**** Data provided ****

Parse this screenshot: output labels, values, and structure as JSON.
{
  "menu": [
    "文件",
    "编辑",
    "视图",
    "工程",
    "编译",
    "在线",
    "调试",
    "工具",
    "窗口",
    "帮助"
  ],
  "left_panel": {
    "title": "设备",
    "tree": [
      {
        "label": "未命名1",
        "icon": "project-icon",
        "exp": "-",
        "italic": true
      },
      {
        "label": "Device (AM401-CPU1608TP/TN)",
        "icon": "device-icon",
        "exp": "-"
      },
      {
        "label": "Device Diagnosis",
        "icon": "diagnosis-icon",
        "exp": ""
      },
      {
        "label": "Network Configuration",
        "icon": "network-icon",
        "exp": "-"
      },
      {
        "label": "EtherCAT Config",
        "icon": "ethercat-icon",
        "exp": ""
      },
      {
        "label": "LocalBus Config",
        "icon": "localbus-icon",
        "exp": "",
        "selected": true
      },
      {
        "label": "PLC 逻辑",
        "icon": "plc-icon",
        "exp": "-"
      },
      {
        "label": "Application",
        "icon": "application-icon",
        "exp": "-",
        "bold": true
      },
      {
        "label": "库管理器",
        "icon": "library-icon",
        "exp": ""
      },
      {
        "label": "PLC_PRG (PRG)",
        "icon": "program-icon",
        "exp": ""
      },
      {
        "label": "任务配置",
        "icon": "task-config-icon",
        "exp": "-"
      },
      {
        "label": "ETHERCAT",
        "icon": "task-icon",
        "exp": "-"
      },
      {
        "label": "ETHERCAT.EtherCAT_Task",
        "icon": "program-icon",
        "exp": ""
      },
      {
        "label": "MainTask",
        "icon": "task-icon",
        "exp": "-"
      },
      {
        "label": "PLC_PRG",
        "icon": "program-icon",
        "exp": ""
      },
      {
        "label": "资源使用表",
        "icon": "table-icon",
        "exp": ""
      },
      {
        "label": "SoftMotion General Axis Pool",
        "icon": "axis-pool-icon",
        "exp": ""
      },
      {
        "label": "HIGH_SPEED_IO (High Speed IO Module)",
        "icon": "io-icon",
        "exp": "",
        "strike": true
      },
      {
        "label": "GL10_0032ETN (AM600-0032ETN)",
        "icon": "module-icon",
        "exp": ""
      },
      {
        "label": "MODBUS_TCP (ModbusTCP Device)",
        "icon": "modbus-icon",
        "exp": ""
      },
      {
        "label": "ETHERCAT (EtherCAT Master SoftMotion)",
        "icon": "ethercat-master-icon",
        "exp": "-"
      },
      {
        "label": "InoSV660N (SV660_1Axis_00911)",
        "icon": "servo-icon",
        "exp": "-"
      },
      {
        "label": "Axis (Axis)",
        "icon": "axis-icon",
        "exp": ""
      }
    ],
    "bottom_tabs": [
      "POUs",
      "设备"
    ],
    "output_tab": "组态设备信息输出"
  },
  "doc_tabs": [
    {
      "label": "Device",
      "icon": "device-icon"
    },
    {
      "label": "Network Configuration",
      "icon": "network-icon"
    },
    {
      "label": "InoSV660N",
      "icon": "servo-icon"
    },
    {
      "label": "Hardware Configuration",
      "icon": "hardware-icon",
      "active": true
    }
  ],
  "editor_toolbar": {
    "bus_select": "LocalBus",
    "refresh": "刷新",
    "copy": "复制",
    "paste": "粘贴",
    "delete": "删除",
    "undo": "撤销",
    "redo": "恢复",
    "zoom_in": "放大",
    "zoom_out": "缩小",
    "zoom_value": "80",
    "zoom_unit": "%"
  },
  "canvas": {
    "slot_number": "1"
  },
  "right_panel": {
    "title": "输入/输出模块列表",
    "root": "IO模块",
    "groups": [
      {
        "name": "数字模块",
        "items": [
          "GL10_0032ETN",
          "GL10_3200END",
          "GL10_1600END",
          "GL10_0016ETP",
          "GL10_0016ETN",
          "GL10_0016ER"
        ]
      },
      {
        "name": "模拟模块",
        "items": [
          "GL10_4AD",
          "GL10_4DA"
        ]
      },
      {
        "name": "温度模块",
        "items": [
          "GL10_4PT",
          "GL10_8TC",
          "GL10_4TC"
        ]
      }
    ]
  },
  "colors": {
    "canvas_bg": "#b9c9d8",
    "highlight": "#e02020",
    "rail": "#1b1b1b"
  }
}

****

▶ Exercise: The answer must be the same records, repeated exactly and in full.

▶ Written response:
Parse this screenshot: output labels, values, and structure as JSON.
{
  "menu": [
    "文件",
    "编辑",
    "视图",
    "工程",
    "编译",
    "在线",
    "调试",
    "工具",
    "窗口",
    "帮助"
  ],
  "left_panel": {
    "title": "设备",
    "tree": [
      {
        "label": "未命名1",
        "icon": "project-icon",
        "exp": "-",
        "italic": true
      },
      {
        "label": "Device (AM401-CPU1608TP/TN)",
        "icon": "device-icon",
        "exp": "-"
      },
      {
        "label": "Device Diagnosis",
        "icon": "diagnosis-icon",
        "exp": ""
      },
      {
        "label": "Network Configuration",
        "icon": "network-icon",
        "exp": "-"
      },
      {
        "label": "EtherCAT Config",
        "icon": "ethercat-icon",
        "exp": ""
      },
      {
        "label": "LocalBus Config",
        "icon": "localbus-icon",
        "exp": "",
        "selected": true
      },
      {
        "label": "PLC 逻辑",
        "icon": "plc-icon",
        "exp": "-"
      },
      {
        "label": "Application",
        "icon": "application-icon",
        "exp": "-",
        "bold": true
      },
      {
        "label": "库管理器",
        "icon": "library-icon",
        "exp": ""
      },
      {
        "label": "PLC_PRG (PRG)",
        "icon": "program-icon",
        "exp": ""
      },
      {
        "label": "任务配置",
        "icon": "task-config-icon",
        "exp": "-"
      },
      {
        "label": "ETHERCAT",
        "icon": "task-icon",
        "exp": "-"
      },
      {
        "label": "ETHERCAT.EtherCAT_Task",
        "icon": "program-icon",
        "exp": ""
      },
      {
        "label": "MainTask",
        "icon": "task-icon",
        "exp": "-"
      },
      {
        "label": "PLC_PRG",
        "icon": "program-icon",
        "exp": ""
      },
      {
        "label": "资源使用表",
        "icon": "table-icon",
        "exp": ""
      },
      {
        "label": "SoftMotion General Axis Pool",
        "icon": "axis-pool-icon",
        "exp": ""
      },
      {
        "label": "HIGH_SPEED_IO (High Speed IO Module)",
        "icon": "io-icon",
        "exp": "",
        "strike": true
      },
      {
        "label": "GL10_0032ETN (AM600-0032ETN)",
        "icon": "module-icon",
        "exp": ""
      },
      {
        "label": "MODBUS_TCP (ModbusTCP Device)",
        "icon": "modbus-icon",
        "exp": ""
      },
      {
        "label": "ETHERCAT (EtherCAT Master SoftMotion)",
        "icon": "ethercat-master-icon",
        "exp": "-"
      },
      {
        "label": "InoSV660N (SV660_1Axis_00911)",
        "icon": "servo-icon",
        "exp": "-"
      },
      {
        "label": "Axis (Axis)",
        "icon": "axis-icon",
        "exp": ""
      }
    ],
    "bottom_tabs": [
      "POUs",
      "设备"
    ],
    "output_tab": "组态设备信息输出"
  },
  "doc_tabs": [
    {
      "label": "Device",
      "icon": "device-icon"
    },
    {
      "label": "Network Configuration",
      "icon": "network-icon"
    },
    {
      "label": "InoSV660N",
      "icon": "servo-icon"
    },
    {
      "label": "Hardware Configuration",
      "icon": "hardware-icon",
      "active": true
    }
  ],
  "editor_toolbar": {
    "bus_select": "LocalBus",
    "refresh": "刷新",
    "copy": "复制",
    "paste": "粘贴",
    "delete": "删除",
    "undo": "撤销",
    "redo": "恢复",
    "zoom_in": "放大",
    "zoom_out": "缩小",
    "zoom_value": "80",
    "zoom_unit": "%"
  },
  "canvas": {
    "slot_number": "1"
  },
  "right_panel": {
    "title": "输入/输出模块列表",
    "root": "IO模块",
    "groups": [
      {
        "name": "数字模块",
        "items": [
          "GL10_0032ETN",
          "GL10_3200END",
          "GL10_1600END",
          "GL10_0016ETP",
          "GL10_0016ETN",
          "GL10_0016ER"
        ]
      },
      {
        "name": "模拟模块",
        "items": [
          "GL10_4AD",
          "GL10_4DA"
        ]
      },
      {
        "name": "温度模块",
        "items": [
          "GL10_4PT",
          "GL10_8TC",
          "GL10_4TC"
        ]
      }
    ]
  },
  "colors": {
    "canvas_bg": "#b9c9d8",
    "highlight": "#e02020",
    "rail": "#1b1b1b"
  }
}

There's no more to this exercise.